DATA TO PROCESS START

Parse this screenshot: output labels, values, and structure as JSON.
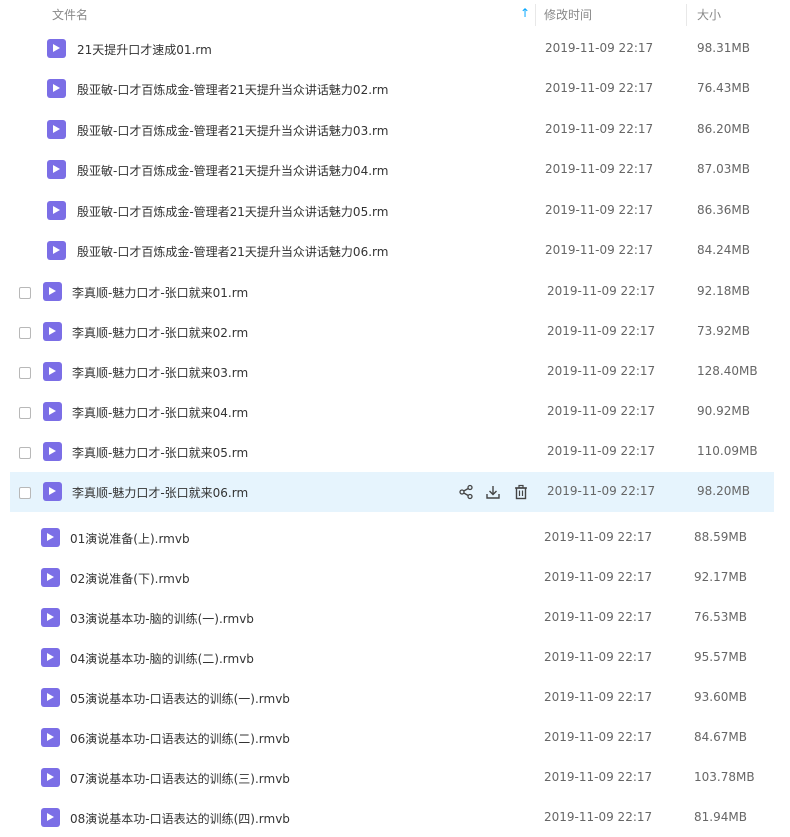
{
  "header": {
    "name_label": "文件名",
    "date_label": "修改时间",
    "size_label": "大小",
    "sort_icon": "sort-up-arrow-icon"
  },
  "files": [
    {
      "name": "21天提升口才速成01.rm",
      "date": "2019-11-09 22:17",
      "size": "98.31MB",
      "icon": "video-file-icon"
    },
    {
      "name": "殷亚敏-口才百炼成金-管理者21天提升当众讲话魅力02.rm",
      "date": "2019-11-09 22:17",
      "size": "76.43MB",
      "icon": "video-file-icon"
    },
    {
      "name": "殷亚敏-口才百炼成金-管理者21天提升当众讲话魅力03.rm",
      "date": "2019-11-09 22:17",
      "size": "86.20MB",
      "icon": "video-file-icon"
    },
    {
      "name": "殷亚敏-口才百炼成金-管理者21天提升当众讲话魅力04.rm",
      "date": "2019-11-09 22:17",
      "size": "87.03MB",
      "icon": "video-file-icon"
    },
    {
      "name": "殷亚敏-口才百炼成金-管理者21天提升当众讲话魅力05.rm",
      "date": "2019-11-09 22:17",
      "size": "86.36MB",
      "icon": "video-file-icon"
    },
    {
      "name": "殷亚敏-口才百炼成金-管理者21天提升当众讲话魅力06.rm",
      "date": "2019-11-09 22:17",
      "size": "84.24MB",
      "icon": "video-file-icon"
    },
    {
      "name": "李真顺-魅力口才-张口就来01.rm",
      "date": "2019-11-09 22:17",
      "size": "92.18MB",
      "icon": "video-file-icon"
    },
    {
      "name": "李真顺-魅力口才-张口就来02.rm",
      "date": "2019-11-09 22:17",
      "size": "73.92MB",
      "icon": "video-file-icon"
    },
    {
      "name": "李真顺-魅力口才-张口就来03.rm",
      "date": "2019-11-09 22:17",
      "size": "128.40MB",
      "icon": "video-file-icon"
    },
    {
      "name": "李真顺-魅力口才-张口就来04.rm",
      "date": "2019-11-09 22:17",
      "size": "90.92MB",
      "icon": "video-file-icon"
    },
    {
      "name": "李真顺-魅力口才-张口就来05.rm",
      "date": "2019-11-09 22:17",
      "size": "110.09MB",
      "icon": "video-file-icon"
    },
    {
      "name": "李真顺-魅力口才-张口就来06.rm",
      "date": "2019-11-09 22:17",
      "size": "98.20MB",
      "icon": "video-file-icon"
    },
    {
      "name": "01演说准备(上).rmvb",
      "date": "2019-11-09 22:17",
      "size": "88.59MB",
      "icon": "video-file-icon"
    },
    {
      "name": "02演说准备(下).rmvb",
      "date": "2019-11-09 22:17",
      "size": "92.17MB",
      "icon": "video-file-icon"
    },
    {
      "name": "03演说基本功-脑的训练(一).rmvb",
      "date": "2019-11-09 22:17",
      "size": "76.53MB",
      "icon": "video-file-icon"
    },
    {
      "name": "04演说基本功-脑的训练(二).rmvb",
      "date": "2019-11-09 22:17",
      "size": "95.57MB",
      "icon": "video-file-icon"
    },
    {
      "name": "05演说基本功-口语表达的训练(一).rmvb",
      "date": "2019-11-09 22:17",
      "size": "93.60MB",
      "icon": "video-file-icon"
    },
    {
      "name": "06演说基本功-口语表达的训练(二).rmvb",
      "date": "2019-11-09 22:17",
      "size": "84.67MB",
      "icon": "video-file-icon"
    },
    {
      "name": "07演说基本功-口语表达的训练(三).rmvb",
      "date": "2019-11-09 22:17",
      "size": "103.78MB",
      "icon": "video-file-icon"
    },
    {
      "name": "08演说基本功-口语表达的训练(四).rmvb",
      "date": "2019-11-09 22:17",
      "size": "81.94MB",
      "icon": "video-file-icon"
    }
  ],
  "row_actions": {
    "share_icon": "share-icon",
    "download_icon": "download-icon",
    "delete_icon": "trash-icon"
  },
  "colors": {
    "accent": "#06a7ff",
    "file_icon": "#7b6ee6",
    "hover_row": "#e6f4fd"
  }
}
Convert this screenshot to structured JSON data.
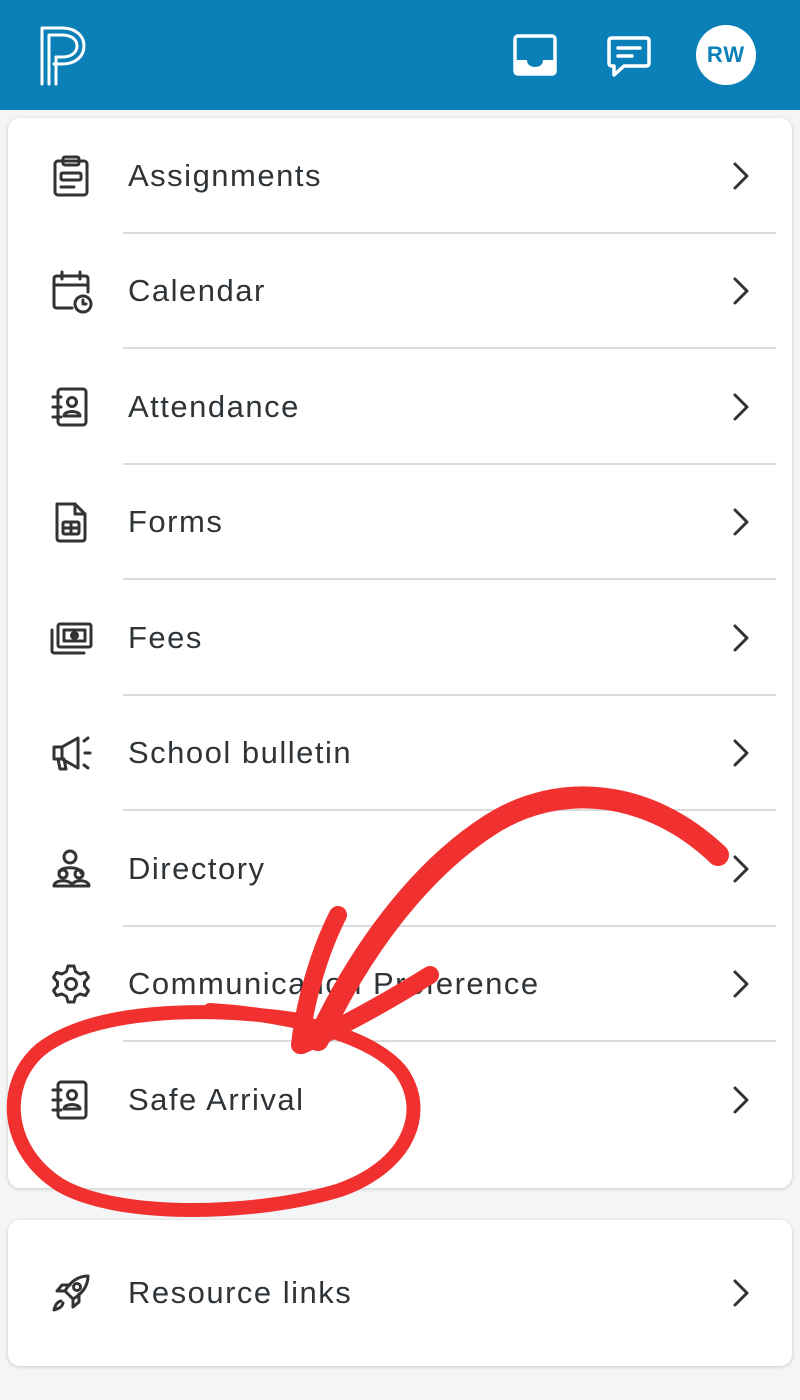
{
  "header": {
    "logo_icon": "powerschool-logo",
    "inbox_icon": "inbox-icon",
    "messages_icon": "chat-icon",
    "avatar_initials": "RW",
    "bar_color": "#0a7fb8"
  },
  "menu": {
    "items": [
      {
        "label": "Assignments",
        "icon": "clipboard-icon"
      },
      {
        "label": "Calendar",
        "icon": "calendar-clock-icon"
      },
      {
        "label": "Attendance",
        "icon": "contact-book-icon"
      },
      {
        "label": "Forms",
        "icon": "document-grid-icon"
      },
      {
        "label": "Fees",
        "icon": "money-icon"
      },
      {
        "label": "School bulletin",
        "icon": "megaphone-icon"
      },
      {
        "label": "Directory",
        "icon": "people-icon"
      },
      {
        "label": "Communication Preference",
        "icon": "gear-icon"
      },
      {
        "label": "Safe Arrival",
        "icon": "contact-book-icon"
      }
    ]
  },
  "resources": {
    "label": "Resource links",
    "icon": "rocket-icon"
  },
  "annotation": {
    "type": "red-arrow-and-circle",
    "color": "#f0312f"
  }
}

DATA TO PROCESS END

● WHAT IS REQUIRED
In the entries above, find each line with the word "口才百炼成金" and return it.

● EXPECTED ANSWER
      "name": "殷亚敏-口才百炼成金-管理者21天提升当众讲话魅力02.rm",
      "name": "殷亚敏-口才百炼成金-管理者21天提升当众讲话魅力03.rm",
      "name": "殷亚敏-口才百炼成金-管理者21天提升当众讲话魅力04.rm",
      "name": "殷亚敏-口才百炼成金-管理者21天提升当众讲话魅力05.rm",
      "name": "殷亚敏-口才百炼成金-管理者21天提升当众讲话魅力06.rm",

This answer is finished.